Not very: Chest xrays are not regarded as good lung cancer screening tools. Ct-scan, while imperfect, is currently the best demonstrated screening tool for lung cancer. A proper protocol chest ct will use about the same radiation as a mammogram. http://goo.gl/b69an. ...Read moreSee 1 more doctor answer
HERE IT IS: 1st: nothing such as thoracic or chest cancer. Both are anatomical descriptions of the area above the diaphgram. There are many cancers that can occur in this area ei: esophageal, lung, lymphoma and thymoma to name a few. So the only correlation is that lung cancer occurs and is found in the thoracic/chest area. ...Read moreSee 1 more doctor answer
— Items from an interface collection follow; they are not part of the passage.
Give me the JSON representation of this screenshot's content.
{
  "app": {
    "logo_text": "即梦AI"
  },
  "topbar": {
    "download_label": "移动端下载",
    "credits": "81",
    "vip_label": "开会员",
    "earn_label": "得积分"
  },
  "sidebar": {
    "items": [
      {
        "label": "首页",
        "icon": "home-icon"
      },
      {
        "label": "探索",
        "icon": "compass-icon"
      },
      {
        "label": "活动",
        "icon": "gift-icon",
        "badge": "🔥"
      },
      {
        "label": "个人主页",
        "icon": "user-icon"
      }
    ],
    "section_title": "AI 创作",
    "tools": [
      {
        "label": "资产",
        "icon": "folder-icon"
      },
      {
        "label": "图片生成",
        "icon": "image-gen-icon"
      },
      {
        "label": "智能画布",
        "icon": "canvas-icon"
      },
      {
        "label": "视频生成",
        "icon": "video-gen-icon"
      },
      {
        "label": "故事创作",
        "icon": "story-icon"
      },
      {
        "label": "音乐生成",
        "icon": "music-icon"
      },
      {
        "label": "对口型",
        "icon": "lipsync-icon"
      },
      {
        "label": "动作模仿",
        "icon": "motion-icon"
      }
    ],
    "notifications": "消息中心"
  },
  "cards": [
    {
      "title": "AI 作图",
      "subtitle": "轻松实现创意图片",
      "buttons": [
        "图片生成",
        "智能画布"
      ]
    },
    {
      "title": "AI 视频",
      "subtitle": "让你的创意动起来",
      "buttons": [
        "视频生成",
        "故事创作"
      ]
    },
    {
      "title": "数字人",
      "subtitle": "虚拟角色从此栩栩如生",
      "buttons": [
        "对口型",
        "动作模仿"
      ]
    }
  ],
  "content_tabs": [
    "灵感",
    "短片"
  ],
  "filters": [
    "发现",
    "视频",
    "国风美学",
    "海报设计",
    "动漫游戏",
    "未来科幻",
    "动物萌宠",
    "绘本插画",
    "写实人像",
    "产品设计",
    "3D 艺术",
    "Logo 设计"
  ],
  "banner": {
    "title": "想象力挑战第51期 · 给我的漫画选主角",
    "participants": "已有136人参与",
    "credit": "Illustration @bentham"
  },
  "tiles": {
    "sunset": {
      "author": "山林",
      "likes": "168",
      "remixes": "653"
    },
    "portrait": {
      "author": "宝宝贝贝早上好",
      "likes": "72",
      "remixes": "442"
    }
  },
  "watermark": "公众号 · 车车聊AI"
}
Possibly: Radiation is painless during the treatments. If the esophagus is in the treatment fields it can cause a painful condition called esophagitis about 3 weeks into the treatment. This is worse when a patient also takes chemotherapy. There are medicines that help this discomfort and when treatment is done it should resolve. ...Read moreSee 2 more doctor answers
Cancer with unknown primary tumor. Enlarged lymphnodes under armpits. Tumor find in breastbone. Ok ct Scan of lungs, abdomen, breast. Lymphoma?
Need biopsy done: A biopsy of one of the axillary lymph nodes may provide some guidance about the primary source of this tumor. It could be breast Cancer which sometimes would not show on a Mammogram(it is called an Occult Primary). Without obtaining tissue for microscopic exam it is difficult to proceed further. Ask his oncologist to provide you some answers and an understanding of this problem. ...Read more
Deoxygenated blood enters the lungs from the right side of the heart and travels to the lungs. When you inspire, oxygen flows into the lungs, transverses the capilliares and attaches to hemoglobin down a gradient. At the same time, co2 diffuses into the capilaries and is expelled with exhalation. Oxygen rich blood then flows to the left side of the heart and into the ...Read more
- Talk to a doctor live online for free
- Port into lung
- Lung cancer and chest pain
- Will chest xray show lung cancer
- Ask a doctor a question free online
- Chest x-ray lung cancer
- Lung cancer chest pain description
- Burning in the chest from lung cancer
- Therapy breast cancer port a cath
- Talk to a oncologist online for free